▶ [Task details]
Each of the records below must be reproduced exactly.

▶ [Task data]
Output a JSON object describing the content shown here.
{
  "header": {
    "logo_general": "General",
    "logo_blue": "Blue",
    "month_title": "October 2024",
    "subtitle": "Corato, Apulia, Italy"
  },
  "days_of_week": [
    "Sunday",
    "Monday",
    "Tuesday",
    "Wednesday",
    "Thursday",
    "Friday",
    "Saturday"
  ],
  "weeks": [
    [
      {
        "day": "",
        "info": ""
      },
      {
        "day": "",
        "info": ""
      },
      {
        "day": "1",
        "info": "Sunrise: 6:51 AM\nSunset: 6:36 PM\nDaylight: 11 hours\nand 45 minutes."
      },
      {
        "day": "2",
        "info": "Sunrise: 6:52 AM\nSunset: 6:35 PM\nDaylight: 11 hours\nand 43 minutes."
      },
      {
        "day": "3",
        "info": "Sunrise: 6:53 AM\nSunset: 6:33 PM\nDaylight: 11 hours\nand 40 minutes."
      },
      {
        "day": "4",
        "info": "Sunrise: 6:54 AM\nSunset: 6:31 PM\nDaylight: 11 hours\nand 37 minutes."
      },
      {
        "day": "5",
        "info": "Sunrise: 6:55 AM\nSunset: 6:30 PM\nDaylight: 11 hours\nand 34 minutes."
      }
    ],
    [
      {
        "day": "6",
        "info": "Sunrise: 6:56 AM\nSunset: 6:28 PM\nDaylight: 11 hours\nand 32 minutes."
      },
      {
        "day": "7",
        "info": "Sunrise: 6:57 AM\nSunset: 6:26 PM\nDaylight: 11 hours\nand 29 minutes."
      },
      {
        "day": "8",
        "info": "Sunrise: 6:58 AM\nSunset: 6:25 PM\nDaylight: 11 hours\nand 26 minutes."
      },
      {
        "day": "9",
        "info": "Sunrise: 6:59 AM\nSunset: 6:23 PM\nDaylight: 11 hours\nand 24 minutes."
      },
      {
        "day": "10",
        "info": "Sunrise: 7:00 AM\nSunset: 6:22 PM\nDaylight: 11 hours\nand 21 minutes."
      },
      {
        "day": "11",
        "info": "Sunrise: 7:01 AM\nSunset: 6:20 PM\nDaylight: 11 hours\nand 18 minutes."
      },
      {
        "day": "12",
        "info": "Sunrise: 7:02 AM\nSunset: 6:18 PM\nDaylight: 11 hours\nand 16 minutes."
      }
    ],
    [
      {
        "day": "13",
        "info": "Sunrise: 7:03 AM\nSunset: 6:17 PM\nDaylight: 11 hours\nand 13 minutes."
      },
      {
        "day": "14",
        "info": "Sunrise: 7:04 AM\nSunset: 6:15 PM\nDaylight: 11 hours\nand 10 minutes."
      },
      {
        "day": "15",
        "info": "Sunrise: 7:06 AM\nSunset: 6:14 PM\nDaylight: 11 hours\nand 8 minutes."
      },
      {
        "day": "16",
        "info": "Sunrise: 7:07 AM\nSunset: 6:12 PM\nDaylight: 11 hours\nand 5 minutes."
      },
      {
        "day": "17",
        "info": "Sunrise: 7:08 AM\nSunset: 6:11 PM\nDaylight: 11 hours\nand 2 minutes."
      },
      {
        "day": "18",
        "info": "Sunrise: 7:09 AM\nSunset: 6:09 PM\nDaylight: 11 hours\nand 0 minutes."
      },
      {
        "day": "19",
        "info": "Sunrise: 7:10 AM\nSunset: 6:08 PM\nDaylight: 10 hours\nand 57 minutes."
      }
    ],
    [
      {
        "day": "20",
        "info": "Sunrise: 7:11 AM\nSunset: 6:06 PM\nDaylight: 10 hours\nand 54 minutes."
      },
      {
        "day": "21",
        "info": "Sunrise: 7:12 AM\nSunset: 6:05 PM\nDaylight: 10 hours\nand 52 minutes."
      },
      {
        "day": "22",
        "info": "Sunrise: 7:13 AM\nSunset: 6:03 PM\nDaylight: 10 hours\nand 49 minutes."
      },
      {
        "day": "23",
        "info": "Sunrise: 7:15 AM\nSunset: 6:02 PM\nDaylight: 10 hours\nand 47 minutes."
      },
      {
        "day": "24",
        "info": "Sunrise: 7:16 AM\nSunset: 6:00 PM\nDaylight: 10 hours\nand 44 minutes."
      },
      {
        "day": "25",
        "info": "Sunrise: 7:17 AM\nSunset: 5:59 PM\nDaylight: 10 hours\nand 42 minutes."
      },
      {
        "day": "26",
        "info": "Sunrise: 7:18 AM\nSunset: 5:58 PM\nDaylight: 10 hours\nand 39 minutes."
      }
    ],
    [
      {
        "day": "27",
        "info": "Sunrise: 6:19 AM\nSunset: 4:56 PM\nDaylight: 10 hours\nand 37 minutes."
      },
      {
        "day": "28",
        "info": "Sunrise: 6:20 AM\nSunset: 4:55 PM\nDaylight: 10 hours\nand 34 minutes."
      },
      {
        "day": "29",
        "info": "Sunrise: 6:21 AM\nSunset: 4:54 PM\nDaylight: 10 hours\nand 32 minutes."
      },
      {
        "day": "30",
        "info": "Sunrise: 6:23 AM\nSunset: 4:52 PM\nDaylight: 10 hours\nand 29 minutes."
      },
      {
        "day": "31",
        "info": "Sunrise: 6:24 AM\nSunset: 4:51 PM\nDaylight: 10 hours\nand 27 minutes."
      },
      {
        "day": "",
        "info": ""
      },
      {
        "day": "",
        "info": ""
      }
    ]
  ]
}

▶ [Output for this exercise]
Output a JSON object describing the content shown here.
{
  "header": {
    "logo_general": "General",
    "logo_blue": "Blue",
    "month_title": "October 2024",
    "subtitle": "Corato, Apulia, Italy"
  },
  "days_of_week": [
    "Sunday",
    "Monday",
    "Tuesday",
    "Wednesday",
    "Thursday",
    "Friday",
    "Saturday"
  ],
  "weeks": [
    [
      {
        "day": "",
        "info": ""
      },
      {
        "day": "",
        "info": ""
      },
      {
        "day": "1",
        "info": "Sunrise: 6:51 AM\nSunset: 6:36 PM\nDaylight: 11 hours\nand 45 minutes."
      },
      {
        "day": "2",
        "info": "Sunrise: 6:52 AM\nSunset: 6:35 PM\nDaylight: 11 hours\nand 43 minutes."
      },
      {
        "day": "3",
        "info": "Sunrise: 6:53 AM\nSunset: 6:33 PM\nDaylight: 11 hours\nand 40 minutes."
      },
      {
        "day": "4",
        "info": "Sunrise: 6:54 AM\nSunset: 6:31 PM\nDaylight: 11 hours\nand 37 minutes."
      },
      {
        "day": "5",
        "info": "Sunrise: 6:55 AM\nSunset: 6:30 PM\nDaylight: 11 hours\nand 34 minutes."
      }
    ],
    [
      {
        "day": "6",
        "info": "Sunrise: 6:56 AM\nSunset: 6:28 PM\nDaylight: 11 hours\nand 32 minutes."
      },
      {
        "day": "7",
        "info": "Sunrise: 6:57 AM\nSunset: 6:26 PM\nDaylight: 11 hours\nand 29 minutes."
      },
      {
        "day": "8",
        "info": "Sunrise: 6:58 AM\nSunset: 6:25 PM\nDaylight: 11 hours\nand 26 minutes."
      },
      {
        "day": "9",
        "info": "Sunrise: 6:59 AM\nSunset: 6:23 PM\nDaylight: 11 hours\nand 24 minutes."
      },
      {
        "day": "10",
        "info": "Sunrise: 7:00 AM\nSunset: 6:22 PM\nDaylight: 11 hours\nand 21 minutes."
      },
      {
        "day": "11",
        "info": "Sunrise: 7:01 AM\nSunset: 6:20 PM\nDaylight: 11 hours\nand 18 minutes."
      },
      {
        "day": "12",
        "info": "Sunrise: 7:02 AM\nSunset: 6:18 PM\nDaylight: 11 hours\nand 16 minutes."
      }
    ],
    [
      {
        "day": "13",
        "info": "Sunrise: 7:03 AM\nSunset: 6:17 PM\nDaylight: 11 hours\nand 13 minutes."
      },
      {
        "day": "14",
        "info": "Sunrise: 7:04 AM\nSunset: 6:15 PM\nDaylight: 11 hours\nand 10 minutes."
      },
      {
        "day": "15",
        "info": "Sunrise: 7:06 AM\nSunset: 6:14 PM\nDaylight: 11 hours\nand 8 minutes."
      },
      {
        "day": "16",
        "info": "Sunrise: 7:07 AM\nSunset: 6:12 PM\nDaylight: 11 hours\nand 5 minutes."
      },
      {
        "day": "17",
        "info": "Sunrise: 7:08 AM\nSunset: 6:11 PM\nDaylight: 11 hours\nand 2 minutes."
      },
      {
        "day": "18",
        "info": "Sunrise: 7:09 AM\nSunset: 6:09 PM\nDaylight: 11 hours\nand 0 minutes."
      },
      {
        "day": "19",
        "info": "Sunrise: 7:10 AM\nSunset: 6:08 PM\nDaylight: 10 hours\nand 57 minutes."
      }
    ],
    [
      {
        "day": "20",
        "info": "Sunrise: 7:11 AM\nSunset: 6:06 PM\nDaylight: 10 hours\nand 54 minutes."
      },
      {
        "day": "21",
        "info": "Sunrise: 7:12 AM\nSunset: 6:05 PM\nDaylight: 10 hours\nand 52 minutes."
      },
      {
        "day": "22",
        "info": "Sunrise: 7:13 AM\nSunset: 6:03 PM\nDaylight: 10 hours\nand 49 minutes."
      },
      {
        "day": "23",
        "info": "Sunrise: 7:15 AM\nSunset: 6:02 PM\nDaylight: 10 hours\nand 47 minutes."
      },
      {
        "day": "24",
        "info": "Sunrise: 7:16 AM\nSunset: 6:00 PM\nDaylight: 10 hours\nand 44 minutes."
      },
      {
        "day": "25",
        "info": "Sunrise: 7:17 AM\nSunset: 5:59 PM\nDaylight: 10 hours\nand 42 minutes."
      },
      {
        "day": "26",
        "info": "Sunrise: 7:18 AM\nSunset: 5:58 PM\nDaylight: 10 hours\nand 39 minutes."
      }
    ],
    [
      {
        "day": "27",
        "info": "Sunrise: 6:19 AM\nSunset: 4:56 PM\nDaylight: 10 hours\nand 37 minutes."
      },
      {
        "day": "28",
        "info": "Sunrise: 6:20 AM\nSunset: 4:55 PM\nDaylight: 10 hours\nand 34 minutes."
      },
      {
        "day": "29",
        "info": "Sunrise: 6:21 AM\nSunset: 4:54 PM\nDaylight: 10 hours\nand 32 minutes."
      },
      {
        "day": "30",
        "info": "Sunrise: 6:23 AM\nSunset: 4:52 PM\nDaylight: 10 hours\nand 29 minutes."
      },
      {
        "day": "31",
        "info": "Sunrise: 6:24 AM\nSunset: 4:51 PM\nDaylight: 10 hours\nand 27 minutes."
      },
      {
        "day": "",
        "info": ""
      },
      {
        "day": "",
        "info": ""
      }
    ]
  ]
}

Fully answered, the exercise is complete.